(5) Ensure that national science program needs are integrated into the EMS.
(6) Dedicate the necessary resources and request appropriate personnel participation in the respective CFTs.
D. Science Center Directors.
(1) Implement an EMS at their respective facilities and/or centers, following the process established by the OMS.
(2) Address objectives and target identified by the respective CFT.
(3) Conduct mission operations in a manner consistent with the objectives and targets of the EMS.
(4) Dedicate appropriate resources to implement the EMS at their facilities and/or centers.
(5) Provide feedback on progress in accomplishing CFT objectives and targets.
(6) Provide information on new aspects and impacts that may be deemed significant.
(7) Designate a Collateral Duty Environmental Protection Coordinator (or other field-level personnel) to act as an agent of the Science Center Director to assist with implementing the EMS.
E. Sustainability Council.
(1) Assists the Chief Sustainability Officer in promoting the implementation of the EMS and sustaining this process.
(2) Establishes and appoints members to the CFT. The CFT will act as agents of the Sustainability Council to assist with implementation of the EMS and to help assess bureau-wide progress.

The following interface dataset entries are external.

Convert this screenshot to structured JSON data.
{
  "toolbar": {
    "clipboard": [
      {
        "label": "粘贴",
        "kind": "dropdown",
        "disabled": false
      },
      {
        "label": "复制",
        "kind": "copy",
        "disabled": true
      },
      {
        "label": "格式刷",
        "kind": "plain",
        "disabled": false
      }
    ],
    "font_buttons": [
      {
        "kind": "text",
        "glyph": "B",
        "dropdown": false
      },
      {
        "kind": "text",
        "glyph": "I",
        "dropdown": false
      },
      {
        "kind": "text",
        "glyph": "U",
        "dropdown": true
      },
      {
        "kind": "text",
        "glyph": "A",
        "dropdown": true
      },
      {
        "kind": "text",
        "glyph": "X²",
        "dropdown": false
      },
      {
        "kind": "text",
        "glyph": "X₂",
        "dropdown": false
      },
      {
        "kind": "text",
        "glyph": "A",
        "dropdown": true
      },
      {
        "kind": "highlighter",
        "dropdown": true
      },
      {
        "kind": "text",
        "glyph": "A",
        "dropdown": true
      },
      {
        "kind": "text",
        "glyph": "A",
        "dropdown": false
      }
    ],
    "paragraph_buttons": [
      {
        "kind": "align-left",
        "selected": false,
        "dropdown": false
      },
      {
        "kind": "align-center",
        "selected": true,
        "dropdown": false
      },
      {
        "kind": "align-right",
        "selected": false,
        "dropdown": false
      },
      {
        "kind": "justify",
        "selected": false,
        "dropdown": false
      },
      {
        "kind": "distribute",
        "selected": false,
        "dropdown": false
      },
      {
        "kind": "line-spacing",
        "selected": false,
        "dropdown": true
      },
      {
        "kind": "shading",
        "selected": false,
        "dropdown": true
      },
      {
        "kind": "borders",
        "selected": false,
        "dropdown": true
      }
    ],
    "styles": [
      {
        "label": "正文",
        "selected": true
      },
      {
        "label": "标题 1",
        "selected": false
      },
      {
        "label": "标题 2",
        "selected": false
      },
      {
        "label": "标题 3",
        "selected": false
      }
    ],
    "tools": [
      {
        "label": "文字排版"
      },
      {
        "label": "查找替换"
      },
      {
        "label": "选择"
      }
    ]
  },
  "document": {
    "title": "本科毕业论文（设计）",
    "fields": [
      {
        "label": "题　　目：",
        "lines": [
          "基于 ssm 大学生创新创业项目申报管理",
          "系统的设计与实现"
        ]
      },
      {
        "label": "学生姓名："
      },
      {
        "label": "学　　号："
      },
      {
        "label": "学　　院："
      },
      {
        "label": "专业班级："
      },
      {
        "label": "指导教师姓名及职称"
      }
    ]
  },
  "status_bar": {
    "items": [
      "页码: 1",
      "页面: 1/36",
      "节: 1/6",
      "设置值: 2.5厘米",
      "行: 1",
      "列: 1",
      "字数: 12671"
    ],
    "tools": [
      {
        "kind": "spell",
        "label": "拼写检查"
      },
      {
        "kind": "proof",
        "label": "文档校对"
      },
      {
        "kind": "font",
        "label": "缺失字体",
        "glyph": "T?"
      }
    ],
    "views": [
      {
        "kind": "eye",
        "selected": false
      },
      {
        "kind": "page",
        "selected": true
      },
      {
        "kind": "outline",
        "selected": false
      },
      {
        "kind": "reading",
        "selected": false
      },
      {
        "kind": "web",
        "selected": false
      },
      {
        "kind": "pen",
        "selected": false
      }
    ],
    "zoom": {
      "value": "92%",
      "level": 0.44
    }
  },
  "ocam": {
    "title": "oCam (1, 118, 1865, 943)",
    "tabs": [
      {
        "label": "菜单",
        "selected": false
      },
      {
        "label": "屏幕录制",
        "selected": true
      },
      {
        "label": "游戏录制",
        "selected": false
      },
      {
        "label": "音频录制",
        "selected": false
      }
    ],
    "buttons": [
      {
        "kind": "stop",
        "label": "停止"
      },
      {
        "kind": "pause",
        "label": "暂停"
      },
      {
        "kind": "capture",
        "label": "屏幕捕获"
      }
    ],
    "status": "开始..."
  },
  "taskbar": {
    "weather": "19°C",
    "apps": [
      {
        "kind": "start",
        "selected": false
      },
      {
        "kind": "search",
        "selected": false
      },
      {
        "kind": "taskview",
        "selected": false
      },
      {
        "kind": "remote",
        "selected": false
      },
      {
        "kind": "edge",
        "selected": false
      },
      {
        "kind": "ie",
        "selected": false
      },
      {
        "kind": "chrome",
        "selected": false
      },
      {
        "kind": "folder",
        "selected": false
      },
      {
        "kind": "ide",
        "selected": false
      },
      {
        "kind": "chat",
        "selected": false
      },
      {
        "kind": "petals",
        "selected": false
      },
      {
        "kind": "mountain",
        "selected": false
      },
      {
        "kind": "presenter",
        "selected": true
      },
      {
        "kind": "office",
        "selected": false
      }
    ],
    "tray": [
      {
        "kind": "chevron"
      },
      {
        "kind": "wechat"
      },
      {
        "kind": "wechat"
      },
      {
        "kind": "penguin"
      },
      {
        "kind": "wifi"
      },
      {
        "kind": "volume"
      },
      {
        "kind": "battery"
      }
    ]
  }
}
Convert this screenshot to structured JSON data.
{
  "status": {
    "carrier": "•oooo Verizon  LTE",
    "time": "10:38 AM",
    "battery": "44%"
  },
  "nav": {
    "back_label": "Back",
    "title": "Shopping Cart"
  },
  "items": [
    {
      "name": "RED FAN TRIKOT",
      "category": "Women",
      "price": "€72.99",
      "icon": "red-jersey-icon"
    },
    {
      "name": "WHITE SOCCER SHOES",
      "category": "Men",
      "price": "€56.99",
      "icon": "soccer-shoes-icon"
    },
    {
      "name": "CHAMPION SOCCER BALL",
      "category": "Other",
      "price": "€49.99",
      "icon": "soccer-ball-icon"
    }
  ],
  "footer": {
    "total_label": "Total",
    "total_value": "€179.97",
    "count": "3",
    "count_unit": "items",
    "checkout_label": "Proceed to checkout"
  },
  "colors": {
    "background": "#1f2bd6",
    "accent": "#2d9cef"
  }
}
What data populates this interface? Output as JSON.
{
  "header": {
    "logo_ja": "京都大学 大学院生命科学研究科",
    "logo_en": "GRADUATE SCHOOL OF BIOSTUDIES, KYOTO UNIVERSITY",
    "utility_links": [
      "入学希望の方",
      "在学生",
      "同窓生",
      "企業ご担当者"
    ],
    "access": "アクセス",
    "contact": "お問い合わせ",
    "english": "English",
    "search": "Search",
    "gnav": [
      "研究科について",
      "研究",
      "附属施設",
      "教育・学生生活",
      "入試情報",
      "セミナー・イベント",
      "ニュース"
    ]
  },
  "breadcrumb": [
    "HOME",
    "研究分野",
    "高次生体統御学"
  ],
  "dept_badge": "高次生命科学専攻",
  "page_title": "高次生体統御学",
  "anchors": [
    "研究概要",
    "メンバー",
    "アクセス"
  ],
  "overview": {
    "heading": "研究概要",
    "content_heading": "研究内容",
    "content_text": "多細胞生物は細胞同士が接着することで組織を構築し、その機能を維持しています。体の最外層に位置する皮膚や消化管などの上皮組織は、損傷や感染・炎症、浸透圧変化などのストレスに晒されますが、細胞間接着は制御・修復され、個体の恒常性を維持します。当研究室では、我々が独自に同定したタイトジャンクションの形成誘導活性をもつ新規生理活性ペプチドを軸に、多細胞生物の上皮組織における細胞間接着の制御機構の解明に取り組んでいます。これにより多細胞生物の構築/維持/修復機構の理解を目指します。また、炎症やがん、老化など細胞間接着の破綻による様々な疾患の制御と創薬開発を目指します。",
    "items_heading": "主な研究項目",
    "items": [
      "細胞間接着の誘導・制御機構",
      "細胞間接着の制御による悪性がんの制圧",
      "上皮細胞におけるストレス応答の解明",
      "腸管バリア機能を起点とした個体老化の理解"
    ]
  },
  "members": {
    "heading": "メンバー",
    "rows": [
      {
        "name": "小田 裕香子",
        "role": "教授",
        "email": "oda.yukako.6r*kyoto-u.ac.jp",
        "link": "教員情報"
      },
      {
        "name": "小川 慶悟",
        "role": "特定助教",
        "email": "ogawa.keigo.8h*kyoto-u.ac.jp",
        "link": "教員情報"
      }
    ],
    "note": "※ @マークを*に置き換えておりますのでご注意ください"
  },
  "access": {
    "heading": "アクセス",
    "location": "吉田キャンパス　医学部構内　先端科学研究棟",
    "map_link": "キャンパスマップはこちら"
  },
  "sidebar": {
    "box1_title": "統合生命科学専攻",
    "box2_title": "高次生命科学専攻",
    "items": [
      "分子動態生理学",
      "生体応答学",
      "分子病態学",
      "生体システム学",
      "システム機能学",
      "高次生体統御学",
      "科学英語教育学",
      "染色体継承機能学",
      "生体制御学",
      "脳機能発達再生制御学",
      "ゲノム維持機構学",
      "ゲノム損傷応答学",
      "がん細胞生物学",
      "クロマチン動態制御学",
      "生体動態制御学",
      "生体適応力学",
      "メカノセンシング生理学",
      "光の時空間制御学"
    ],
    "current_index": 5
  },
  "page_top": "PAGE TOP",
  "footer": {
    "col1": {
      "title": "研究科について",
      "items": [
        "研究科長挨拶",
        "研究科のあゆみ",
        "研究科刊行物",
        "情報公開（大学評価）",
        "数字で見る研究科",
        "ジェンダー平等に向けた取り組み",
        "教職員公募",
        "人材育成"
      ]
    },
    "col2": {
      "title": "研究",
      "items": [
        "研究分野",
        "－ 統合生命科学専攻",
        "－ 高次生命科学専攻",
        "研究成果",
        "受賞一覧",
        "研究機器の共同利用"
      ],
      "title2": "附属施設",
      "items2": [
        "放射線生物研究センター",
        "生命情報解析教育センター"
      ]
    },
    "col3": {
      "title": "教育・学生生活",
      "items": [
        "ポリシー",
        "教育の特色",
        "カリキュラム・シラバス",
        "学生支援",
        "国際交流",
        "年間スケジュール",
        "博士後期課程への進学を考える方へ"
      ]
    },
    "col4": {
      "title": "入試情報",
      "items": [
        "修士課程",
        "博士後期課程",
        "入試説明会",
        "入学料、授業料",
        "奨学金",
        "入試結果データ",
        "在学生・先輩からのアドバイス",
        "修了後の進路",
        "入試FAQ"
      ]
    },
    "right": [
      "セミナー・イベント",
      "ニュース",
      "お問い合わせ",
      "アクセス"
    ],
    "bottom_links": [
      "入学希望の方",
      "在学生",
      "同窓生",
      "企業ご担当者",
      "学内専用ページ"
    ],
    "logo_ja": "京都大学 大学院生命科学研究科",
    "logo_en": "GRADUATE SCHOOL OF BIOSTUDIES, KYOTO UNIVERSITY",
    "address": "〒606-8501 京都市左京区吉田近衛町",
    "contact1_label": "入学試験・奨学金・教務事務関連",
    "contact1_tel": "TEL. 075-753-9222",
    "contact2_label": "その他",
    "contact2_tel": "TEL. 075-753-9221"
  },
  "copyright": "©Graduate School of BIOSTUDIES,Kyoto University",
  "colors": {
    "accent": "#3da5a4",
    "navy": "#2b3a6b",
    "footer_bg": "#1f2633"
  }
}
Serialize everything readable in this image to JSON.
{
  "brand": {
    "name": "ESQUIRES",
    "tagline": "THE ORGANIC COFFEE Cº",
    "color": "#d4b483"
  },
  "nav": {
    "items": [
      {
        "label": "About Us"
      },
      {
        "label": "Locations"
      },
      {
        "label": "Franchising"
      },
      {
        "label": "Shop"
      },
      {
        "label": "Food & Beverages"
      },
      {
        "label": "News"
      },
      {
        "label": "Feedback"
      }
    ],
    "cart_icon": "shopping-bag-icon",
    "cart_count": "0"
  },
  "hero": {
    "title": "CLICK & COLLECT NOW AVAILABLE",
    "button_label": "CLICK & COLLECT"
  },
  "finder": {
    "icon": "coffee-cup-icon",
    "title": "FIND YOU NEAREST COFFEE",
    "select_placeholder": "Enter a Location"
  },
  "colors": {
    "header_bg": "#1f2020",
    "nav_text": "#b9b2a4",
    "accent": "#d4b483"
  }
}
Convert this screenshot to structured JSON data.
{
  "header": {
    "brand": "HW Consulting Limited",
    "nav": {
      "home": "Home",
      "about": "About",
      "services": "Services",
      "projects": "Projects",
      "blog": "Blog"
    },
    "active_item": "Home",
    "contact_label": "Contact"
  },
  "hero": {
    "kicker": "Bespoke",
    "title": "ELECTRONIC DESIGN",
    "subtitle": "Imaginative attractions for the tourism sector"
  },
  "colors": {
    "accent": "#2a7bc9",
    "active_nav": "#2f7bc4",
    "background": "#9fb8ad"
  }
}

(3) Provides advice about formulating implementation efforts, gathering and sharing best environmental practices, and promoting the realization of the EMS objectives.
(4) Assists the Chief Sustainability Officer in the annual reviews of the EMS.
F. Cross-Functional Team.
(1) Develop and prioritize significant environmental aspects and impacts and the corresponding objectives and targets for USGS (or Center/facility, region, where applicable) using templates provided by the OMS. Re-evaluate environmental aspects, impacts, objectives, and targets as needed.
(2) Monitor and report the EMS progress to the Sustainability Council.
(3) Communicate information related to the DOI sustainable-practice performance goals, objectives, and targets to the Science Center Directors of the appropriate facilities.
(4) Serve as operational subject-matter experts and environmental liaisons in their respective areas of the EMS.
(5) Ensure that key operational activities are considered and included when setting objectives and targets.
/s/ Roseann Gonzales September 4, 2018
Roseann Gonzales Date
Associate Director for Administration
Return to Survey Manual
Table of Contents
Return to Survey Manual Index
Return to Survey Manual Home Page